But for all that, he was quietly writing away at home and serious about becoming a writer. It wasn't long before the envelopes were being sent out and coming back. "I might have been shy but I was keen to get ahead. I was ambitious."
He had his first short story published when he was 19 and from then on, it was full steam ahead. First he did a degree in English at Trinity College. While there, his lecturers David Norris and Brendan Kennelly were wonderfully passionate about books. But it was his year in the famous Masters in Creative Writing at the University of East Anglia with Malcolm Bradbury which formed him.
"It was one of the key years in my life," he says. "I was 23, landing in Norwich, the first time to live away from home. It was an incredibly intense, creative experience. It could be traumatic too. They broke you down as a writer, but in a good way, because you were challenged on everything and it stopped you writing stuff that was an imitation of your favourite writer. At times, it was incredibly difficult and upsetting, but it toughened me up. I wouldn't trade a minute of it for anything."
At that stage, Boyne had a goal in mind. He wanted to have his first published book in the shops by 30 and he didn't think that was an unrealistic goal. In addition, since leaving school, he started to attack life and live it more fully, squeezing the most out of his days.
"As I got older, I thought about my childhood and I became aware that I had thrown away some portions of my youth a little bit," he says. "I became determined to live an exciting life and I'm still determined to live an exciting life. I really fill every moment of every day.
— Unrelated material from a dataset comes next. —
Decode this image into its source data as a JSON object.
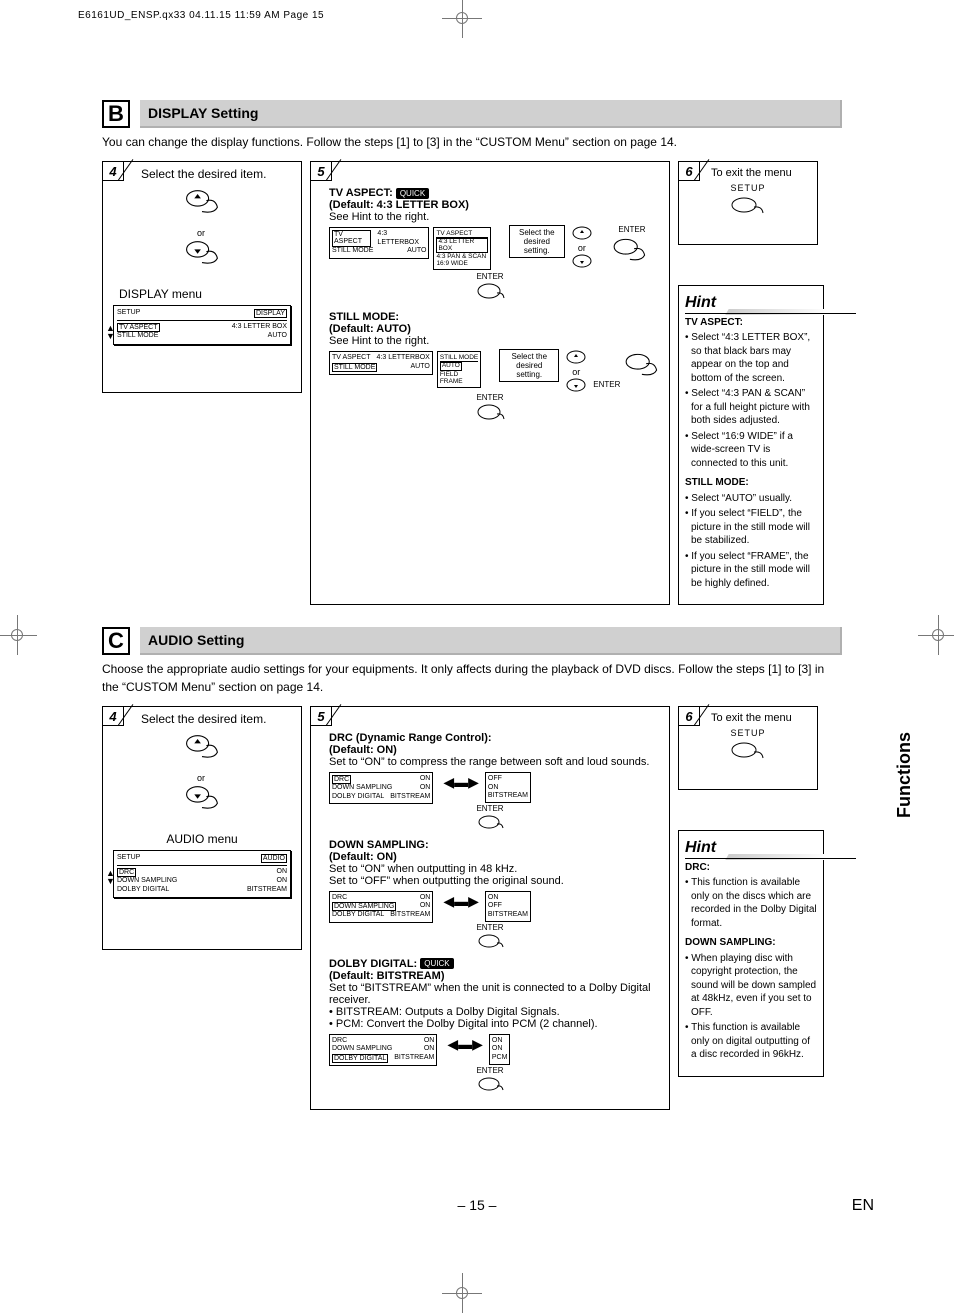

I don't laze around watching TV all day. I write and I travel a lot for work. I try to fill all those times when I'm away and when I'm not working. I'm interested in the world. I don't want to be boring. I want to live."
After The Boy in the Striped Pyjamas, Boyne was suddenly asked to go to book festivals, and to give talks and readings. Part of this new life meant that he would have to become confident and stand up on stage and connect with people. He may have been too shy to pursue an acting career, but these events give him an audience. And he revels in being in theatres. Standing backstage, in the wings, he thinks of what might have been had he decided to act, but he is keen to point out that writing is not his second choice.
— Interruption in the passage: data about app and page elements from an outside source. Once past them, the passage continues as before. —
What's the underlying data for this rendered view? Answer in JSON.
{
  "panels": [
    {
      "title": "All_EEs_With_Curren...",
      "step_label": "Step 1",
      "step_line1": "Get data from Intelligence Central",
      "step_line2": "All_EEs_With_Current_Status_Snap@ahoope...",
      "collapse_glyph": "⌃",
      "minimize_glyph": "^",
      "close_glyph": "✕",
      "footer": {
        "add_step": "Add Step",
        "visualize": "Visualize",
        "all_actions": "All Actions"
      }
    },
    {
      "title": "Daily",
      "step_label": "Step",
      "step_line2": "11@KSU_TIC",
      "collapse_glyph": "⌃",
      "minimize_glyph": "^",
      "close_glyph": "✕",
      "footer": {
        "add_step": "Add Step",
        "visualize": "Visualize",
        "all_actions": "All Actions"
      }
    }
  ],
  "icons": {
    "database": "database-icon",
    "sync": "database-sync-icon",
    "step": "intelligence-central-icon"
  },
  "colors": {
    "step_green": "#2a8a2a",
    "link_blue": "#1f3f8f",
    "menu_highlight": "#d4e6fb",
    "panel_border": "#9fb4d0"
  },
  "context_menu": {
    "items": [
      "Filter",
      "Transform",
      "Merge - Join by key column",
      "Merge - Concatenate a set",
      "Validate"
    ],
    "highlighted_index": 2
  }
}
"I love writing," he stresses. "One half of your life is solitary but then the other half is quite public. Maybe I could have become an actor, but as a kid I didn't join the drama society, and because of that I try to make the most of every opportunity that comes along. That's why I write so much and work so hard. I'm conscious of time and life, and I do as much as I possibly can. I'll never be the kind of writer who takes 10 years to write a novel."
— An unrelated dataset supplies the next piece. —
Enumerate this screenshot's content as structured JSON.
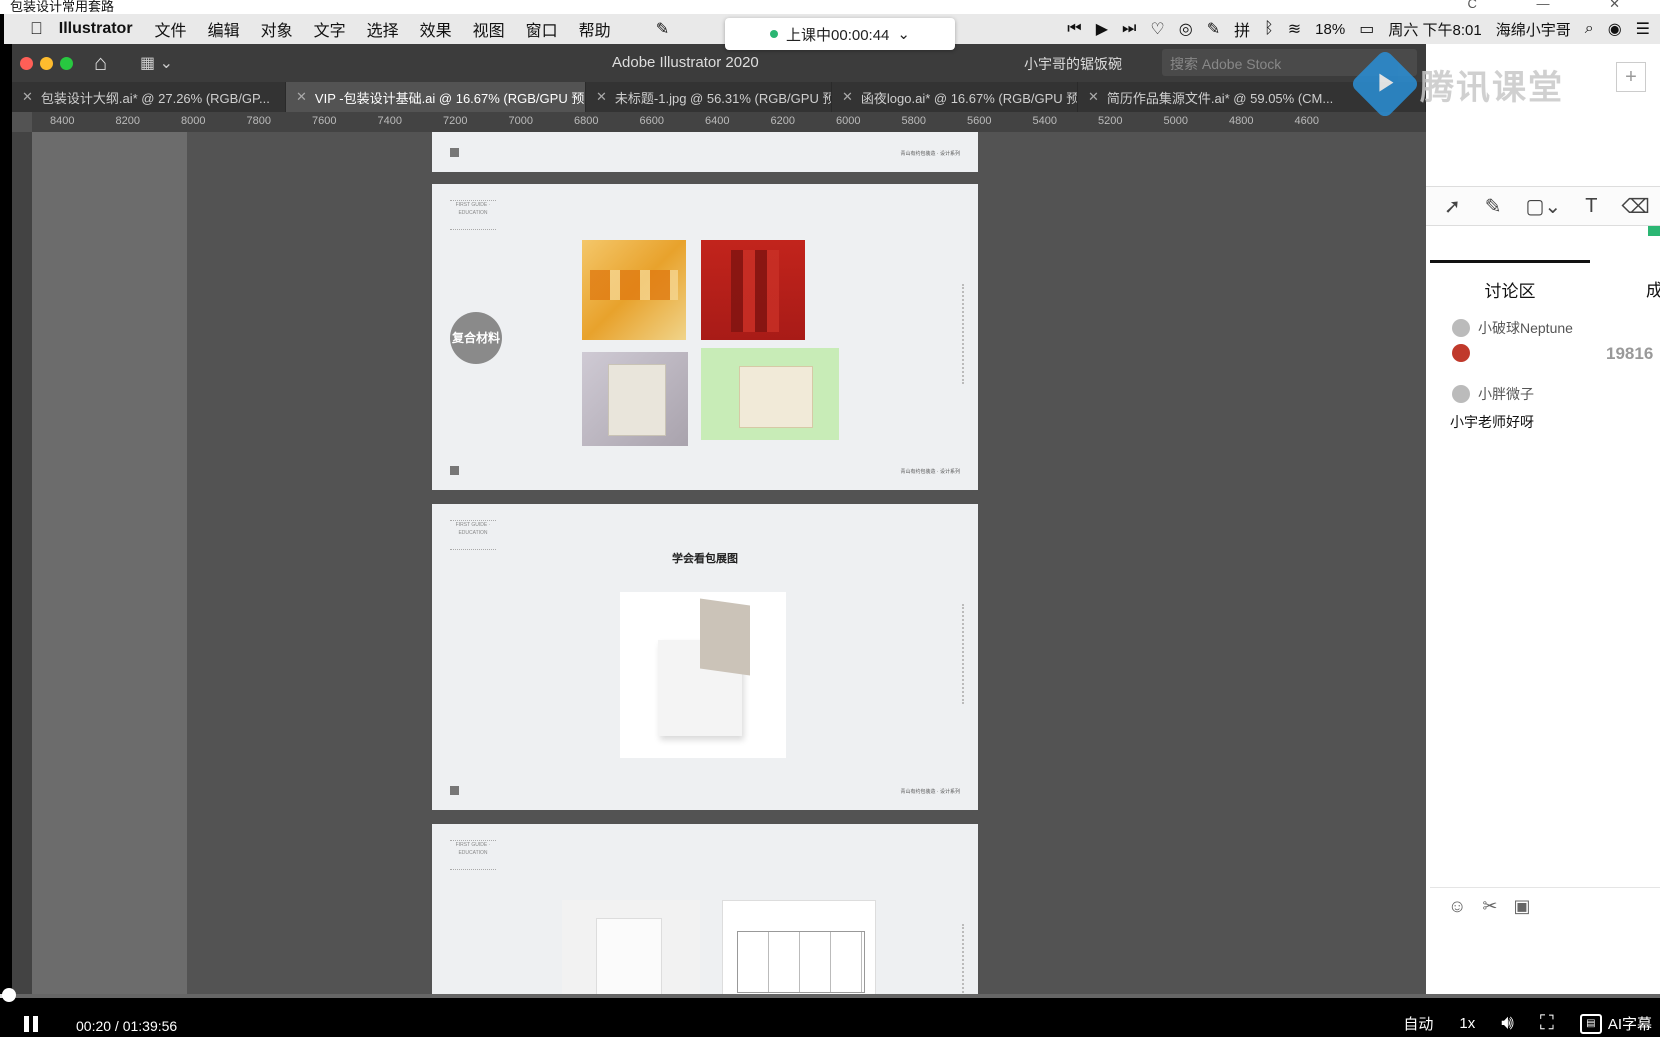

When Boyne finished his course, he came back to Dublin with a plan. He would work in a bookshop -- Waterstone's -- and spend all his spare time writing. He had imagined it would be an easy job. He tells me it was demanding but highly enjoyable. While working in the shop, he would meet authors who were doing readings. People such as Tobias Wolff, Carol Shields and Richard Ford would wish him well with his work. Being in that community of books and writers helped him enormously. After his second book, and seven years in the store, he decided to take a year off to dedicate himself to writing full-time. He moved down to Wexford and lived on his savings. "It was a risk, but a risk I felt I needed to take," he says.
Out of that time came The Boy in the Striped Pyjamas. Since then, he has continued to soar.
These days, Boyne lives in Rathfarnham with his partner. He prefers not to mention his name, but he tells me that he has nothing to do with the writing world. They enjoy their life together, they play squash and, after Christmas, they will go on a long break to Sydney.
"The Boy in the Striped Pyjamas gave me a huge confidence boost," he says with a smile. "I completely changed as a person."
And that has made all the difference. Timid no more, these days he is happy to take on the world in his writing and in his life. Bravo.
Noah Barleywater Runs Away by John Boyne (Random House, €11.99) is nominated for the DAA's Children's Book Award. Visit www.irishbookawards.ie for more information